My grandmother lived in an adult care home with children. Initially, we didn't think much of it but soon realized that the daily interaction with the children in the home greatly impacted her quality of life. She loved seeing the children and hearing about their day at school. They brought light and excitement to the day with their chatter and interactions with the residents.
Social & Activity Programs
Activity and social occasions are organic in nature and depend on the group’s dynamics. Eating meals, having snacks, and watching TV together is enough socialization for some, while other communities might stage regular events such as board games nights or craft activities.
Providers try offering sing-alongs, puzzles, and painting. Sometimes volunteers provide live music, or the provider hires a musician to come in. Birthdays and holidays are a chance to party and celebrate, and the families of residents are usually invited, adding to the familial feeling of a care home.
Care homes don’t generally provide transportation. Outings and field trips are rare. It's expected that families take their loved one to doctor’s appointments. Or, if they can't, providers can arrange other services
Costs & Finances
Adult Care Homes charge month-to-month. A monthly base rate includes room, board, and basic services. Care and personal services (the care plan) are in addition to the monthly rate. Care plan charges increase as care escalates.
Monthly base rates vary depending on where you live. Across the US base rates range between $2500 – $6000 per month.
Paying for Adult Care Homes
Medicare does not pay for adult care homes, meaning payment for monthly charges comes from:
- Private funds
- Long-term care insurance policies
- Medicaid, if the home has a Medicaid contract.
- Veteran’s benefits

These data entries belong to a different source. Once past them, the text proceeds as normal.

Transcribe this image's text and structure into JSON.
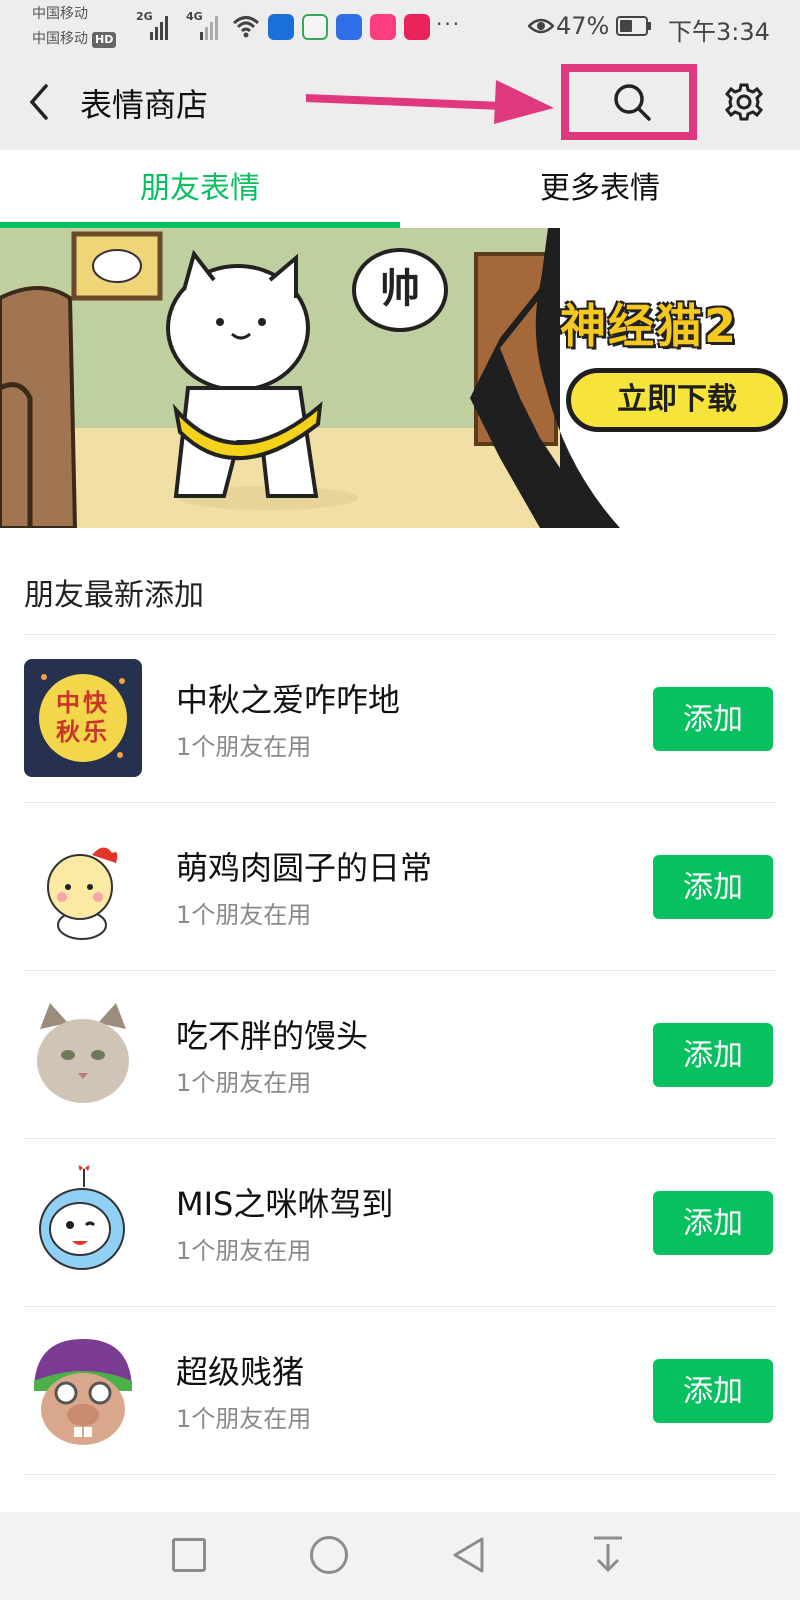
{
  "status_bar": {
    "carrier_1": "中国移动",
    "carrier_2": "中国移动",
    "hd_badge": "HD",
    "net_1": "2G",
    "net_2": "4G",
    "battery": "47%",
    "battery_level": 0.47,
    "time": "下午3:34"
  },
  "header": {
    "title": "表情商店"
  },
  "tabs": [
    {
      "label": "朋友表情",
      "active": true
    },
    {
      "label": "更多表情",
      "active": false
    }
  ],
  "banner": {
    "speech": "帅",
    "title": "神经猫2",
    "cta": "立即下载"
  },
  "section": {
    "title": "朋友最新添加"
  },
  "items": [
    {
      "name": "中秋之爱咋咋地",
      "subtitle": "1个朋友在用",
      "button": "添加",
      "thumb_text": "中快秋乐"
    },
    {
      "name": "萌鸡肉圆子的日常",
      "subtitle": "1个朋友在用",
      "button": "添加"
    },
    {
      "name": "吃不胖的馒头",
      "subtitle": "1个朋友在用",
      "button": "添加"
    },
    {
      "name": "MIS之咪咻驾到",
      "subtitle": "1个朋友在用",
      "button": "添加"
    },
    {
      "name": "超级贱猪",
      "subtitle": "1个朋友在用",
      "button": "添加"
    }
  ],
  "colors": {
    "accent": "#07c160",
    "highlight": "#e0387f"
  }
}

Not every home has a contract with the State to accept Medicaid reimbursement. Also, a home that does have a contract is not obligated to accept a new resident who’s on Medicaid. Additionally, many homes carry a contract so their long-term residents, who run out of private funds, can stay in their home.
How to Find Adult Care Homes
Finding the right adult care home for your loved one can be an overwhelming task. In areas where adult care homes exist, there can be dozens, if not hundreds to choose from. For example, in the Portland, OR area alone, there are over 1,200 licensed adult care home providers.
Homes will vary in cost, amenities, and care types offered. Additionally, due to the small setting, it's important to consider the personality and manners of the caregivers and how your loved one will engage with them. Think about the peer group as well, what types of behaviors and personalities will be important for your loved one to be around? Unlike assisted living facilities, which have a large number of staff and residents, care homes are defined by the closeness of their communities.
Working with someone who is familiar with the adult care homes in your area is imperative to making the right decision. A professional referral agency will have first-hand knowledge of the local senior housing options and will be able to help you narrow down your list to resources that are right for your budget, medical needs, and preferences.
If your loved one would do well in an intimate, family-oriented setting with home-cooked meals, an adult care home might be the right choice. There are some key differences between assisted living and adult care homes, make sure you understand your options before making a choice. When you find the right fit, a care home can be one of the most rewarding places to provide care for a loved one.